Hands Off My Booster Club
It’s hard to think of a better example of federal overreach in the area of Title IX than the regulation of athletic booster clubs. Over the past few years, we’ve seen plenty of examples of parents being forced to leap through legal hoops to satisfy the folks in Washington. Just this morning, I read a story from Pennsylvania that made my head hurt:
In its first draft, the proposed policy raised ire from various booster club members who said policy mandates – such as annual audits of club finances by a certified public accountant – would be too costly for the fundraising clubs to bear.
To satisfy Title IX requirements, the school board and the clubs that support extracurricular events and athletics, the board asked Athletic Director Fred Barletta to meet with representatives of every district-associated booster club to craft a mutually acceptable policy.
That document, however, did not meet board desires or Title IX requirements because it lacked financial disclosures and a provision to provide the board with club bylaws and membership, Yenkevich said.

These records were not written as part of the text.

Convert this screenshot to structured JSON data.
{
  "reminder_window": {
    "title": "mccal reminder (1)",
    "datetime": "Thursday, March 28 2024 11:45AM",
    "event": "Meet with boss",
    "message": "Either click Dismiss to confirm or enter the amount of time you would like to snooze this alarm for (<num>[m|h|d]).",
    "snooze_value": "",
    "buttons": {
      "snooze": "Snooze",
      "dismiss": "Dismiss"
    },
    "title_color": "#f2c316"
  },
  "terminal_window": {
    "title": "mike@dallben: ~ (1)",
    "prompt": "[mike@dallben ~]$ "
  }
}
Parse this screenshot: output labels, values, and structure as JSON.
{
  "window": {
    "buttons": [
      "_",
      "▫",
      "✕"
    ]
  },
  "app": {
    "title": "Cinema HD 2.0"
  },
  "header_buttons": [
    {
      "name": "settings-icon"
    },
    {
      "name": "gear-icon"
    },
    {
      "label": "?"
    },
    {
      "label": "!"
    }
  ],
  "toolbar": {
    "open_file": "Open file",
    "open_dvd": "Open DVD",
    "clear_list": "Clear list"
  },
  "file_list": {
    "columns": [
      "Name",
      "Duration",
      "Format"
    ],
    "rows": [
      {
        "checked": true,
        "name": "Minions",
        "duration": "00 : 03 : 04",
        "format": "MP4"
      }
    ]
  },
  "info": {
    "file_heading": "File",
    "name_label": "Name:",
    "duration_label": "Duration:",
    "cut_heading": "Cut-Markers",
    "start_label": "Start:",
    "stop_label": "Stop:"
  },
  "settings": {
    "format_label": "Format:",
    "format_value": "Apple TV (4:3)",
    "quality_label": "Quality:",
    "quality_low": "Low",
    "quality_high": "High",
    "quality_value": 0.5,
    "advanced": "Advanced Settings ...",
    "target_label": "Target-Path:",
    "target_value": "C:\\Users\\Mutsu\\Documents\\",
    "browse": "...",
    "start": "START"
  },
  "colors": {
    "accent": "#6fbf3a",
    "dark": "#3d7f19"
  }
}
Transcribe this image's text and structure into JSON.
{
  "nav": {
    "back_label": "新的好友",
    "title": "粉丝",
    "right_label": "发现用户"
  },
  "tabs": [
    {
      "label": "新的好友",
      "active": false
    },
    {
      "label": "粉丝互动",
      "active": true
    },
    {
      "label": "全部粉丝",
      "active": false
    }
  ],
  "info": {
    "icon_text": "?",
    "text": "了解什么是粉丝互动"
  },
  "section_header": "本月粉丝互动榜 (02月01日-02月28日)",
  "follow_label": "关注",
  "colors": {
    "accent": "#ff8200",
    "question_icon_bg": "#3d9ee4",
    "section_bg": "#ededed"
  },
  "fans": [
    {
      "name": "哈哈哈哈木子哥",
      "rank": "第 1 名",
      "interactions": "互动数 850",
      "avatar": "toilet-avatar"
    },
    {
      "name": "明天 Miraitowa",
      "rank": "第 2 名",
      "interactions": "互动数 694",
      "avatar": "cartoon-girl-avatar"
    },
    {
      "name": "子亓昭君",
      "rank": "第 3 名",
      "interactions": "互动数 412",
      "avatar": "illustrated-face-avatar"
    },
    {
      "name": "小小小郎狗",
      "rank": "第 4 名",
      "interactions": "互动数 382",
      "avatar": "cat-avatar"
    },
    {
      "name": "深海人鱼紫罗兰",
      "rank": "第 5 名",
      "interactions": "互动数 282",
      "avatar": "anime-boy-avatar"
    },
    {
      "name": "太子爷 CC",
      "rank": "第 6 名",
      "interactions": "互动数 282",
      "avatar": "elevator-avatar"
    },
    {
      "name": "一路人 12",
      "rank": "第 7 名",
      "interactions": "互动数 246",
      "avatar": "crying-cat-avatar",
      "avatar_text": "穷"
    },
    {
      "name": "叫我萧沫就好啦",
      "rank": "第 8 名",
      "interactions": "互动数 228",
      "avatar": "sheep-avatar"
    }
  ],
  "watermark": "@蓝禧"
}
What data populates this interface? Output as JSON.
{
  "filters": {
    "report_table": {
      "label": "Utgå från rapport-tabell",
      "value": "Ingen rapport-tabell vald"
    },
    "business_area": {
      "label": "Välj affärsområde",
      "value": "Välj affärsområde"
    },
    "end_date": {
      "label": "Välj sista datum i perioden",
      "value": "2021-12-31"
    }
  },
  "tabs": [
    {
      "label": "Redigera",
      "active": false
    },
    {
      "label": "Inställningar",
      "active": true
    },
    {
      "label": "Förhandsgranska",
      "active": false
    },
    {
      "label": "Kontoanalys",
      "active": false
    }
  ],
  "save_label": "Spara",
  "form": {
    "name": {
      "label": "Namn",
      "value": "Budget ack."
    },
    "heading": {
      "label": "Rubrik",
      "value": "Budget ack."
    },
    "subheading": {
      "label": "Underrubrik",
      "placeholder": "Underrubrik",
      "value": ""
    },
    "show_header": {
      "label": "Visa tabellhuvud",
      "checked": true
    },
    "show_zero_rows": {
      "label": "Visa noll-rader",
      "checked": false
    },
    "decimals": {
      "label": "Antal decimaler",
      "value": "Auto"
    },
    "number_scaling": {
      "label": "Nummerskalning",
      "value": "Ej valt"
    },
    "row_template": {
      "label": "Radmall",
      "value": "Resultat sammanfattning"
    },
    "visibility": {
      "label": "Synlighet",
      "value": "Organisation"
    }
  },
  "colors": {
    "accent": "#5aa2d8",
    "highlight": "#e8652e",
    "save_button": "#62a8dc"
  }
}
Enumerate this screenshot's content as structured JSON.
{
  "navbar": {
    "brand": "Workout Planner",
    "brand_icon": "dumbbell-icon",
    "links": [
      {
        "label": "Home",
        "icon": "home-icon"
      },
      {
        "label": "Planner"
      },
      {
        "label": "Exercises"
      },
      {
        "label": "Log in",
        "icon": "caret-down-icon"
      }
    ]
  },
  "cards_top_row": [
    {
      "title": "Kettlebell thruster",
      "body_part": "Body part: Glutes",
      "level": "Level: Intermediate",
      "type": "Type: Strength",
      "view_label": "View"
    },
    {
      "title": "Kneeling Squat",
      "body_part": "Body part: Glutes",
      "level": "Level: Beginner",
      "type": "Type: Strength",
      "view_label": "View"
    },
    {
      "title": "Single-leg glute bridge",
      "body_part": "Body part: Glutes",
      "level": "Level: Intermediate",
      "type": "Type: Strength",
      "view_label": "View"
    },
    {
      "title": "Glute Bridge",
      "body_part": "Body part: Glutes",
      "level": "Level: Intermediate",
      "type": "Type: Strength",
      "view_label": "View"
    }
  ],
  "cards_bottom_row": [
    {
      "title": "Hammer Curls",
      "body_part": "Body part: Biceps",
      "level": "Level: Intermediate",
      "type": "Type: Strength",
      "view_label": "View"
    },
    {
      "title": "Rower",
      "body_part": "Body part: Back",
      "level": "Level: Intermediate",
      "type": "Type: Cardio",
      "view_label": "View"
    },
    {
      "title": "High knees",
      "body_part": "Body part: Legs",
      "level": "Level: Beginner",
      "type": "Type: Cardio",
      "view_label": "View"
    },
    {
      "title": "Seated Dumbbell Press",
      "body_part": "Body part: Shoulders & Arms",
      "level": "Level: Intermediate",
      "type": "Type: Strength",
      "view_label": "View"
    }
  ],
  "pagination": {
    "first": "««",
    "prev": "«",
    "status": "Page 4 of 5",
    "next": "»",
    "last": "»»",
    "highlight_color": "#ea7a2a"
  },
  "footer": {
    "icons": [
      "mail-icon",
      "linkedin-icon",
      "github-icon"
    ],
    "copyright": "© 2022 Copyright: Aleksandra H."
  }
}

At the conclusion of Thursday’s board meeting, Yenkevich moved to approve the original version of the policy, amended to replace the professional audit with an annual financial disclosure. The policy would also require club members to be familiar with applicable state laws and to provide the district with information on club bylaws, officers and planned fundraisers.
This is just the sort of nonsense that ought to be stopped right now. Say you’re a parent who just wants to help raise money for your kid’s athletic team. Now, instead of spending your time raising money through bake sales and such, you have to worry about hiring accountants and drawing up bylaws for your organization. While garbage like this might make sense in Washington, it doesn’t make a heck of a lot of sense once you get out into the real world.